Where have you been, Paul Westerberg? An indie nation turned its lonely eyes to you, and you were off whoring your talents with Don Was. That's not the way poets of punk disaffection should grow old. Sure, it's hard following up a catalog that moved pock-faced, nothing-to-Dü teens to give a shit and not give a shit with equal abandon, balancing wisdom and self-destruction, making you a legend to a few. But them's the cards you've been dealt, and the hands you've looked at since the demise of the Replacements have included more lonely pairs than full houses.
Anyone who remembers Westerberg's heyday, however, will be happily surprised by the two-fer he's just picked from the deck. Stereo and alter-ego Grandpa Boy's Mono strap some semblance of cojones and sonic freedom to the wordplay that never left him.
Stereo's the considerably more mellow turn, a fork in the road taken toward adulthood. Mostly backbeat-free and basement acoustic in nature, it's a story lacking punch lines -- usually not a good thing in a Westerberg songbook. Luckily, Stereo's two exceptions -- a kids' song/John Updike tribute ("Mr. Rabbit") and an unlisted gem pulled off an '87 Flesh for Lulu album ("Postcards From Paradise") -- are reflective poses filled with hope, which may lead you to believe Paul will be all right.

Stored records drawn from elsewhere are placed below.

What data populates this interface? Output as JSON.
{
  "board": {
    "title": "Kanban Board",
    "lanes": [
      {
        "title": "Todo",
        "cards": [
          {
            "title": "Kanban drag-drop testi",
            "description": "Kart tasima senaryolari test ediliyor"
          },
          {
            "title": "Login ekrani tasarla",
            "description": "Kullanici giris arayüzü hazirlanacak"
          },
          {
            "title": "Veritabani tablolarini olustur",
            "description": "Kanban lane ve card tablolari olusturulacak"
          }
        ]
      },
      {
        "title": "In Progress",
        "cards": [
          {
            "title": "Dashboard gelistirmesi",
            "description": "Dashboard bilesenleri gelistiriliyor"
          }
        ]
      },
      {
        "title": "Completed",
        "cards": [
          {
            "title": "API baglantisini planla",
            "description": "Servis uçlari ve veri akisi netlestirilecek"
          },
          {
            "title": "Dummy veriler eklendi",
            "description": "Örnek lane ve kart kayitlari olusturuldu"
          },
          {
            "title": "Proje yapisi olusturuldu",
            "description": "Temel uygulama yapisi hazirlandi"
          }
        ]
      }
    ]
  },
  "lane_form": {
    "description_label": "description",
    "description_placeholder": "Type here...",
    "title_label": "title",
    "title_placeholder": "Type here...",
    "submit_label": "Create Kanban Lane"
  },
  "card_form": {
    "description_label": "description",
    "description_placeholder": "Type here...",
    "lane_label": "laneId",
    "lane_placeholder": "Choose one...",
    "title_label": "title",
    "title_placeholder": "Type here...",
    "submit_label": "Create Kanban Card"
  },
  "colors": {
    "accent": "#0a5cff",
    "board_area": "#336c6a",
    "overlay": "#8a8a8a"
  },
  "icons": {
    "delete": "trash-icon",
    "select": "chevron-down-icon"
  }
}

Mono, on the other hand, is the step toward the cliff's edge that friends and family hoped you'd outgrow. Fuck 'em! "Let's Not Belong," "Knock It Right Out," and "Eyes Like Sparks" are one-shot wonders of the Sticky Fingers variety, songs that drink a beautiful raw potion to forget their despair. Just the kind of thing you were always good at!